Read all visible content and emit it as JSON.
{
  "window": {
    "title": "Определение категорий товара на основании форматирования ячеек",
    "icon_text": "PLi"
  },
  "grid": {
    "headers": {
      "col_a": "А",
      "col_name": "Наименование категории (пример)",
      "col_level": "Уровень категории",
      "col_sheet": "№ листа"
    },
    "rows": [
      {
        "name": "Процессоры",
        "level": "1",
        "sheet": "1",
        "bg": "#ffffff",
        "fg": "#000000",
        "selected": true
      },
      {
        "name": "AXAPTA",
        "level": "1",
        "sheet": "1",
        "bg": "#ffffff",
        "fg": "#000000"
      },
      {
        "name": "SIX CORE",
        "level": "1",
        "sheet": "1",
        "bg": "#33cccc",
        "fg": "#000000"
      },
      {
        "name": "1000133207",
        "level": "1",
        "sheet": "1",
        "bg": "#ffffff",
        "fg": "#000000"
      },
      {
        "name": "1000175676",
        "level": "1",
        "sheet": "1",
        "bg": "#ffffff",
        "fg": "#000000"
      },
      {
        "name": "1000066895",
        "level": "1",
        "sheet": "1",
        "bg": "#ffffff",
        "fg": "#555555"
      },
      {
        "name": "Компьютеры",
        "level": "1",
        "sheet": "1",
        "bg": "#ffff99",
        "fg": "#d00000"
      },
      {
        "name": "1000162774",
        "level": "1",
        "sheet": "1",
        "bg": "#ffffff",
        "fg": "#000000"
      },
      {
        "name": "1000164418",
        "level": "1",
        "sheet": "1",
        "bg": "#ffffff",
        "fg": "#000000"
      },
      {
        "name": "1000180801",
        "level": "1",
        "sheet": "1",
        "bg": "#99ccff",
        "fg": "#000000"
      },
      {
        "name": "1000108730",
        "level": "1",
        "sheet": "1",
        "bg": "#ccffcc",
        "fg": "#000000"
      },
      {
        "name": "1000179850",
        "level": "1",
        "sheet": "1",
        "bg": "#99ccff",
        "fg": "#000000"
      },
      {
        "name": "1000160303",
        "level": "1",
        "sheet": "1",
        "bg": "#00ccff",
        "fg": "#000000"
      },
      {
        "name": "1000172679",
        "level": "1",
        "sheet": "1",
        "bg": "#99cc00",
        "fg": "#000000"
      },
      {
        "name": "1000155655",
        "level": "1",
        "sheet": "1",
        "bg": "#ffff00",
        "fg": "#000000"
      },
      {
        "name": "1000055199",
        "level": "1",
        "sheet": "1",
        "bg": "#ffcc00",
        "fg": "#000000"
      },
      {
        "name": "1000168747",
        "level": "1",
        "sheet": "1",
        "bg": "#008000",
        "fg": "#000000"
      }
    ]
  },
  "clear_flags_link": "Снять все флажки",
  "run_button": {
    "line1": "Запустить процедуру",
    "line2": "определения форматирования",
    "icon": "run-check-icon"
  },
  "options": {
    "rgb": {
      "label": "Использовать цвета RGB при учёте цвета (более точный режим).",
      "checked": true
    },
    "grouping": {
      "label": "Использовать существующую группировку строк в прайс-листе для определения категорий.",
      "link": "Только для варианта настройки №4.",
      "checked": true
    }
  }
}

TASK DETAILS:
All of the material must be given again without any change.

ANSWER BOX:
Read all visible content and emit it as JSON.
{
  "window": {
    "title": "Определение категорий товара на основании форматирования ячеек",
    "icon_text": "PLi"
  },
  "grid": {
    "headers": {
      "col_a": "А",
      "col_name": "Наименование категории (пример)",
      "col_level": "Уровень категории",
      "col_sheet": "№ листа"
    },
    "rows": [
      {
        "name": "Процессоры",
        "level": "1",
        "sheet": "1",
        "bg": "#ffffff",
        "fg": "#000000",
        "selected": true
      },
      {
        "name": "AXAPTA",
        "level": "1",
        "sheet": "1",
        "bg": "#ffffff",
        "fg": "#000000"
      },
      {
        "name": "SIX CORE",
        "level": "1",
        "sheet": "1",
        "bg": "#33cccc",
        "fg": "#000000"
      },
      {
        "name": "1000133207",
        "level": "1",
        "sheet": "1",
        "bg": "#ffffff",
        "fg": "#000000"
      },
      {
        "name": "1000175676",
        "level": "1",
        "sheet": "1",
        "bg": "#ffffff",
        "fg": "#000000"
      },
      {
        "name": "1000066895",
        "level": "1",
        "sheet": "1",
        "bg": "#ffffff",
        "fg": "#555555"
      },
      {
        "name": "Компьютеры",
        "level": "1",
        "sheet": "1",
        "bg": "#ffff99",
        "fg": "#d00000"
      },
      {
        "name": "1000162774",
        "level": "1",
        "sheet": "1",
        "bg": "#ffffff",
        "fg": "#000000"
      },
      {
        "name": "1000164418",
        "level": "1",
        "sheet": "1",
        "bg": "#ffffff",
        "fg": "#000000"
      },
      {
        "name": "1000180801",
        "level": "1",
        "sheet": "1",
        "bg": "#99ccff",
        "fg": "#000000"
      },
      {
        "name": "1000108730",
        "level": "1",
        "sheet": "1",
        "bg": "#ccffcc",
        "fg": "#000000"
      },
      {
        "name": "1000179850",
        "level": "1",
        "sheet": "1",
        "bg": "#99ccff",
        "fg": "#000000"
      },
      {
        "name": "1000160303",
        "level": "1",
        "sheet": "1",
        "bg": "#00ccff",
        "fg": "#000000"
      },
      {
        "name": "1000172679",
        "level": "1",
        "sheet": "1",
        "bg": "#99cc00",
        "fg": "#000000"
      },
      {
        "name": "1000155655",
        "level": "1",
        "sheet": "1",
        "bg": "#ffff00",
        "fg": "#000000"
      },
      {
        "name": "1000055199",
        "level": "1",
        "sheet": "1",
        "bg": "#ffcc00",
        "fg": "#000000"
      },
      {
        "name": "1000168747",
        "level": "1",
        "sheet": "1",
        "bg": "#008000",
        "fg": "#000000"
      }
    ]
  },
  "clear_flags_link": "Снять все флажки",
  "run_button": {
    "line1": "Запустить процедуру",
    "line2": "определения форматирования",
    "icon": "run-check-icon"
  },
  "options": {
    "rgb": {
      "label": "Использовать цвета RGB при учёте цвета (более точный режим).",
      "checked": true
    },
    "grouping": {
      "label": "Использовать существующую группировку строк в прайс-листе для определения категорий.",
      "link": "Только для варианта настройки №4.",
      "checked": true
    }
  }
}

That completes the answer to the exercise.